- Third, killing one person on the side track is not the direct cause of saving the five on the main track, nor is killing five people on the main track (if the switch is not pulled) the direct cause of killing one person on the side track.
- Fourth, the disproportionateness (if this be a word) of either pulling or not pulling the switch can not be assessed until more is known about all the people involved. And that becomes quite a tricky and messy business, verging on that bad mode of ethical analysis, utilitarianism.
So, it seems the double effect principle doesn’t help us that much in finding an answer to the trolley problem unless we know more about what’s going on.
Let’s turn to another thought experiment, more in keeping with our present times, the problem of the driverless car. Let’s imagine the following situation: a driverless car is going down a steep hill; on either side of the road are steep drop-offs, with very flimsy guard rails; at the bottom of the hill is a school crossing on which a line of school children are passing; the brakes of the driverless car fail and it starts to accelerate down the hill toward the school children.
Let’s add two more alternative conditions to our thought experiment: 1) there’s no passenger in the driverless car; 2) the car has a passenger in it Let’s consider the first condition and the implied precondition: the driverless car does what its computer program tells it to do. I’m also going to assume that any AI (Artificial Intelligence) device that is not a passive instrument will be set up to follow Isaac Asimov’s Three Laws of Robotics:

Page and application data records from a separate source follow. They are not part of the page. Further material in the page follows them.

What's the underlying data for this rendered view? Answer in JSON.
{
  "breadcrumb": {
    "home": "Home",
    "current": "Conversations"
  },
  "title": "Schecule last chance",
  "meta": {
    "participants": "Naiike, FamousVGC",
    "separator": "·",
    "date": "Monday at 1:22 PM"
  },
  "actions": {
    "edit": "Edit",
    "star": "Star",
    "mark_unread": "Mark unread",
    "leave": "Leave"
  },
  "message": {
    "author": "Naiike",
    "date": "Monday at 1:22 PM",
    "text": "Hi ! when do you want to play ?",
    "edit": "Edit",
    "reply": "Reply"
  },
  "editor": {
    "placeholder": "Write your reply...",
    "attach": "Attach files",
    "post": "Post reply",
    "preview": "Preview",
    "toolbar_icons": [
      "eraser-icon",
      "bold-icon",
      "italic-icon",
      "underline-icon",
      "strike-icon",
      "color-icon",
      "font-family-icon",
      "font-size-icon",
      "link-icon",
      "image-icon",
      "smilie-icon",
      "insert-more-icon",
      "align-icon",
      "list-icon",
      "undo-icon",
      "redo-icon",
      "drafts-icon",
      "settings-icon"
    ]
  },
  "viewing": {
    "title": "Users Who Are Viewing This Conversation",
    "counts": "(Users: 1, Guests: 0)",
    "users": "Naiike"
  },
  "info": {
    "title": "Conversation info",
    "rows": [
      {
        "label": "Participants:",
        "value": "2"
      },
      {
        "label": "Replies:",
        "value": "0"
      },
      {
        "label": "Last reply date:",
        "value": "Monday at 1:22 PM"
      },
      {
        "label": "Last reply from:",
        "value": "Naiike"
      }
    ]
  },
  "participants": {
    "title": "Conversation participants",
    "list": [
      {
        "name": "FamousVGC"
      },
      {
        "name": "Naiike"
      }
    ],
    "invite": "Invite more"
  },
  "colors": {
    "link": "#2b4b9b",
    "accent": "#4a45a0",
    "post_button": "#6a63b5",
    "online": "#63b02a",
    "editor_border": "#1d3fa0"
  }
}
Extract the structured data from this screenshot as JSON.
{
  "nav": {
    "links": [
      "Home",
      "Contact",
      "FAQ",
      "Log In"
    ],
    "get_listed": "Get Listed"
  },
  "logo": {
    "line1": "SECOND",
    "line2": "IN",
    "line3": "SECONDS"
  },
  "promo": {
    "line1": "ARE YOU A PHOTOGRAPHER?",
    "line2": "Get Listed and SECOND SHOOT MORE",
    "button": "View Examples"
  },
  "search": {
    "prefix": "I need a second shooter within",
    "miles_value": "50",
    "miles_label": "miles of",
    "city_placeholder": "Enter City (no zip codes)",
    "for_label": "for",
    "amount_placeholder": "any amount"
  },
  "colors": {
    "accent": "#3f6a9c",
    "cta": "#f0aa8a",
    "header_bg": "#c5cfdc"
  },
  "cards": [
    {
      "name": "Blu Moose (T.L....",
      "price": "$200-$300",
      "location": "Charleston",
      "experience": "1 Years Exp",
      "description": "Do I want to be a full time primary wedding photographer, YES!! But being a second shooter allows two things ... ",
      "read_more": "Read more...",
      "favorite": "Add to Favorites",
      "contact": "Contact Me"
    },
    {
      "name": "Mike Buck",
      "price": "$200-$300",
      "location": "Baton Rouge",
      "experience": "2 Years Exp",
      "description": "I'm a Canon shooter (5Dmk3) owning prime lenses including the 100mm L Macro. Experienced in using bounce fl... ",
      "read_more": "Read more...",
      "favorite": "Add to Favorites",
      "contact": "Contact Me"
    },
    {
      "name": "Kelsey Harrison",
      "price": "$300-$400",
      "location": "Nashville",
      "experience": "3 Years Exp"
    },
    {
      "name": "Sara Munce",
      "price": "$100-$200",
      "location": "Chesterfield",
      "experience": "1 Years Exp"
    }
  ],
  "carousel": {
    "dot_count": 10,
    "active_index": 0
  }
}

1. A robot may not injure a human being or, through inaction, allow a human being to come to harm.
2. A robot must obey the orders given to it by human beings, except where such orders would conflict with the First Law.
3. A robot must protect its own existence as long as such protection does not conflict with the First or Second Law.
–Isaac Asimov, Runaround.
Clearly, the Robotic Laws would require the driverless car to drive off the edge of the road and possibly destroy itself, violating the third law, but obeying the first two. We haven’t had to consider the double effect principle, because the Three Laws of Robotics (or their software equivalent) have dealt with the situation.
Now let’s consider the second condition, that there is a passenger in the car. Let’s also assume that the passenger can not override the car’s program instructions. What should the program do in this case, which is essentially the trolley problem in a different guise. As in the trolley problem, it’s not clear how the double effect principle might be applied.
Finally, let’s assume that the passenger can override the program and drive the car. Recall the brakes don’t work. There are side barriers, but they are weak. Possibly a driver might try skidding on the side barriers to slow the car down, but if that didn’t work, should he/she try to drive over the cliff, in effect commit suicide? Suicide is a sin, but he/she isn’t intending to kill himself/herself.
The act of driving the car off the road is either good (avoiding killing the children below) or neutral, so condition 1) of the double effect principle applies; the only intended thing is to save the children, so condition 2) holds; not killing the children is not a direct consequence of the driver being killed–the latter is an unintended byproduct of the car going over the cliff, so condition 3) applies; condition 4), the intended good is proportionately greater than the evil–we can invoke, as in the sinking Titanic, women and children in the lifeboats first. So, all four conditions for the double effect principle apply, if driving off the road and over the cliff is the only way the driver can avoid hitting the children. We can further complicate this thought experiment by adding in more passengers, including a pregnant woman. I’ll leave the analysis of that to the reader.
Let me ask you, dear reader, do you think it will be possible to program ethical principles, including that for the double effect, into AI devices? I don’t.